ghci> [1,2,3] ^. modifying fmap <interactive>:18:12: Couldn't match expected type `Getting c0 d0' with actual type `Setting d1' Expected type: (c0 -> Getting c0 d0) -> [t0] -> Getting c0 b1 Actual type: Modifier a0 b0 c0 d1 In the return type of a call of `modifying' In the second argument of `(^.)', namely `modifying map' </interactive>
We can map over restricted domains:
reals :: (RealFloat a, RealFloat b) => Modifier (Complex a) (Complex b) a b reals = modifying (\f (r :+ i) -> f r :+ f i)
and everything still composes:
ghci> reals %= (+1) $ 1 :+ 2 2 :+ 3 ghci> fstLens . reals %= (+1) $ (1 :+ 2, 4) (2.0 :+ 3.0,4)
These aren't limited to actions that map over the entire structure, however!
ghci> :m + Data.Lens ghci> modifying (`adjust` "goodbye") %= (+1) $ fromList [("hello",1),("goodbye",2)] fromList [("goodbye",3),("hello",1)]
This lets us update potentially nested structures where something may or may not be present , which was fairly tedious to do with earlier lens representations.
Both the former map-like example and the latter update-like behavior were commonly used examples in calls for partial lenses or 'multi-lenses', but here they are able to implemented using a restricted form of a more traditional lens type, and moreover they compose cleanly with other lenses and lens families.
At the very start I mentioned that you can dispense with the need for Rank-2 Types. Doing so requires much more tedious type signatures as the LensFamily
, Getter
, Setter
and Lens
aliases are no longer legal. Also, if you want to take a lens as an argument and use it in multiple contexts (e.g. as both a getter and a setter), you'll need to clone it to obtain a lens family.
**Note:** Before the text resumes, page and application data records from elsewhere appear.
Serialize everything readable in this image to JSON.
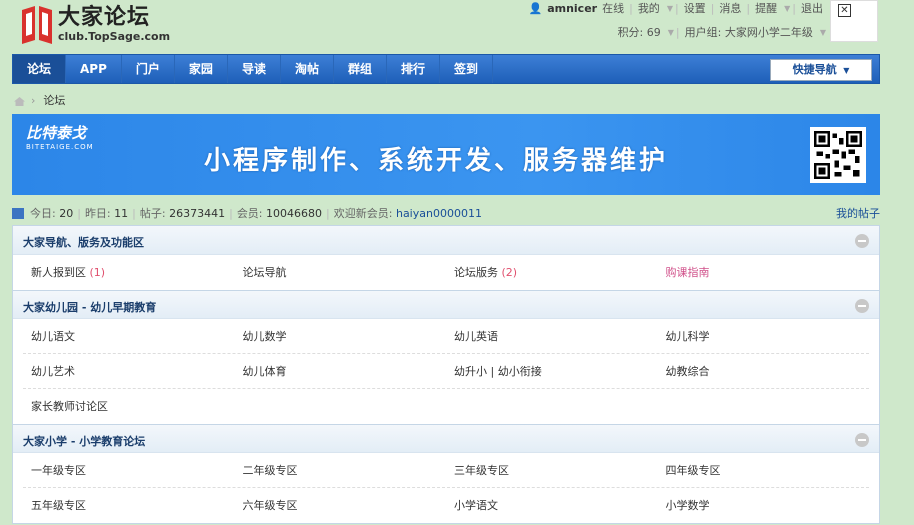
{
  "logo": {
    "title": "大家论坛",
    "subtitle": "club.TopSage.com",
    "color": "#d9322d"
  },
  "user": {
    "name": "amnicer",
    "status": "在线",
    "menu": [
      "我的",
      "设置",
      "消息",
      "提醒",
      "退出"
    ],
    "points_label": "积分: 69",
    "group_label": "用户组: 大家网小学二年级"
  },
  "nav": {
    "items": [
      "论坛",
      "APP",
      "门户",
      "家园",
      "导读",
      "淘帖",
      "群组",
      "排行",
      "签到"
    ],
    "quick_nav": "快捷导航"
  },
  "breadcrumb": {
    "current": "论坛"
  },
  "banner": {
    "logo_text": "比特泰戈",
    "logo_sub": "BITETAIGE.COM",
    "slogan": "小程序制作、系统开发、服务器维护"
  },
  "stats": {
    "today_label": "今日:",
    "today": "20",
    "yesterday_label": "昨日:",
    "yesterday": "11",
    "posts_label": "帖子:",
    "posts": "26373441",
    "members_label": "会员:",
    "members": "10046680",
    "welcome_label": "欢迎新会员:",
    "newest_member": "haiyan0000011",
    "my_posts": "我的帖子"
  },
  "categories": [
    {
      "title": "大家导航、版务及功能区",
      "rows": [
        [
          {
            "name": "新人报到区",
            "count": "(1)"
          },
          {
            "name": "论坛导航",
            "count": ""
          },
          {
            "name": "论坛版务",
            "count": "(2)"
          },
          {
            "name": "购课指南",
            "count": ""
          }
        ]
      ]
    },
    {
      "title": "大家幼儿园 - 幼儿早期教育",
      "rows": [
        [
          {
            "name": "幼儿语文",
            "count": ""
          },
          {
            "name": "幼儿数学",
            "count": ""
          },
          {
            "name": "幼儿英语",
            "count": ""
          },
          {
            "name": "幼儿科学",
            "count": ""
          }
        ],
        [
          {
            "name": "幼儿艺术",
            "count": ""
          },
          {
            "name": "幼儿体育",
            "count": ""
          },
          {
            "name": "幼升小 | 幼小衔接",
            "count": ""
          },
          {
            "name": "幼教综合",
            "count": ""
          }
        ],
        [
          {
            "name": "家长教师讨论区",
            "count": ""
          }
        ]
      ]
    },
    {
      "title": "大家小学 - 小学教育论坛",
      "rows": [
        [
          {
            "name": "一年级专区",
            "count": ""
          },
          {
            "name": "二年级专区",
            "count": ""
          },
          {
            "name": "三年级专区",
            "count": ""
          },
          {
            "name": "四年级专区",
            "count": ""
          }
        ],
        [
          {
            "name": "五年级专区",
            "count": ""
          },
          {
            "name": "六年级专区",
            "count": ""
          },
          {
            "name": "小学语文",
            "count": ""
          },
          {
            "name": "小学数学",
            "count": ""
          }
        ]
      ]
    }
  ]
}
For example, this fails:
ghci> :t \l y -> l ^= y ^. l + 1 $ y <interactive>:1:19: Couldn't match expected type `Getting d0 d1' with actual type `Setting d0' Expected type: (d0 -> Getting d0 d1) -> a1 -> Getting d0 b1 Actual type: (d0 -> Setting d0) -> a0 -> Setting b0 In the second argument of `(^.)', namely `l' In the first argument of `(+)', namely `y ^. l' </interactive>
But we can clone the supplied monomorphic lens using the composition of dlens
and plens
above, since the DataLensFamily
completely characterizes the LensFamily
with:
clone :: ((c -> Store c d d) -> (a -> Store c d b)) -> LensFamily a b c d clone l f a = case l (Store id) a of Store g c -> fmap g (f c)
and then the following code type checks:
ghci> :t \l y -> clone l ^= y ^. clone l + 1 $ y \l y -> clone l ^= y ^. clone l + 1 $ y :: Num d => ((c -> Store c d1 d1) -> a -> Store d d b) -> a -> b
This means you could implement an entire library to deal with lens families with restricted getters and setters and remain within the confines of Haskell 98. However, the type signatures are considerably less elegant than what becomes available when you simply add Rank2Types.
So, we've demonstrated that van Laarhoven lens families let you have lenses that permit polymorphic update, let you offer lenses that are restricted to only allowing the use of getters, setters or modifiers, while granting you easy composition with the existing (.)
and id
from the Prelude
.
I think the practical existence and power of these combinators make a strong case for their use in any serious record reform proposal.
My thanks go to Russell O'Connor. He first noticed that you can generalize van Laarhoven lenses and proposed the clone
combinator as a path to Haskell 98/2010 compatibility, while retaining the nicer composition model.